The cellar dwellings incorporated into the lower storey of this terrace were for the very poor and were later condemned as unhealthy.
The street numbering in Lower Row follows on consecutively from the numbering in Middle Row. Terrace of 2 and 3-storey early C19 ironworkers’ houses. Plan of outer bays and central 3-storey bay all projecting with recessed bays between. Thus from NE (left): Nos.14 and 15, centre bay Nos.20,21,21a and 22, end right bay Nos.27 and 28 all project, matching the terrace of houses in Middle Row on the opposite side of the street. Lean-tos at each end of terrace. Each house except the central range has a single window range and door; the central houses are in pairs, each pair share a 3-window range (centre windows blocked in each case) with outer doorways. Across all 3 terraces the plan is very nearly but not quite symmetrical. Built of roughly coursed stone rubble with shallow pitched hipped roofs of stone slates, separate hipped roof to the central range, chunky ridge stacks, mostly shared. Windows are horned sashes without glazing bars (except for museum at Nos.26 and 27), yellow brick sills. Boarded doors, mostly recessed, have a glazed panel. Openings have slightly cambered heads, some with iron lintels showing, with rough voussoirs and surrounds.
From NE (left): Nos.14 and 15 project, doors to left, 1 stack.
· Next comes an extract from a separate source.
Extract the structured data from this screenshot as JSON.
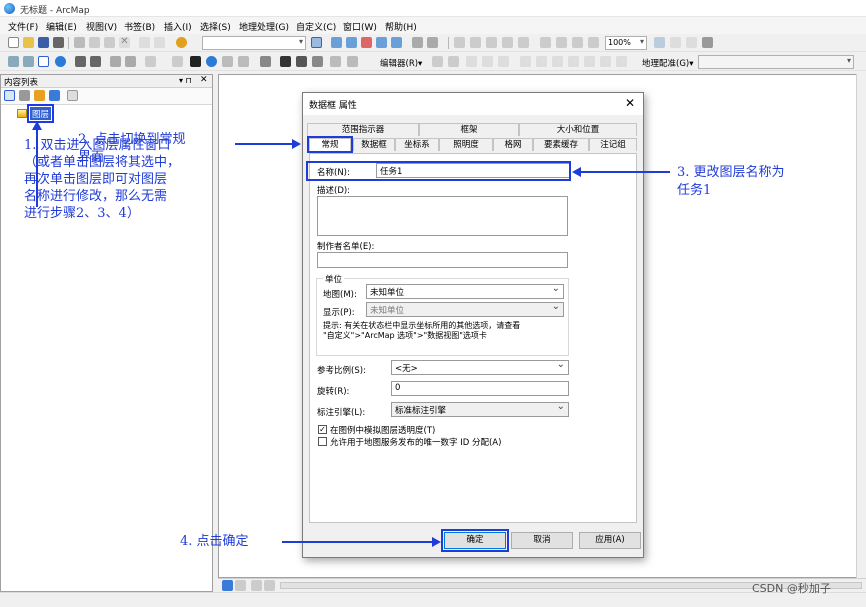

Nos.16,17,18,19 are recessed, No.16 with door to left, Nos.17,18,19 with doors to right, 3 stacks. Nos.20,21,21a,22 form the 3-storey central block, 2 stacks. Nos.23,24,25,26 are recessed, Nos.23 and 24 have doors to left, Nos.25 and 26 have doors to right, 3 stacks. Nos.27 and 28 project, No.27 has door to right, No.28 has door in brick lean-to giving a double fronted appearance to right end bay, 1 stack. Nos.26 and 27 have been converted to a museum re-creating the original appearance of these buildings: windows are iron-framed with small panes incorporating a top-hung casement; doors are fully boarded.
To rear, unlike the other terraces, Lower Row incorporates an extra lower storey accessed from a rear doorway at ground level, creating what was originally a separate cellar dwelling. The main houses are entered from higher doorways reached via a steep flight of shared steps of stone and brick incorporating a store beneath. Many later extensions.
Original interior plan of two rooms on each floor, double depths, each with a fireplace and spiral staircase beside.
Listed, notwithstanding external changes of character, as amongst the earliest planned industrial housing in the Welsh Valleys. Group value with other listed buildings at Bute Town.
Other nearby listed buildings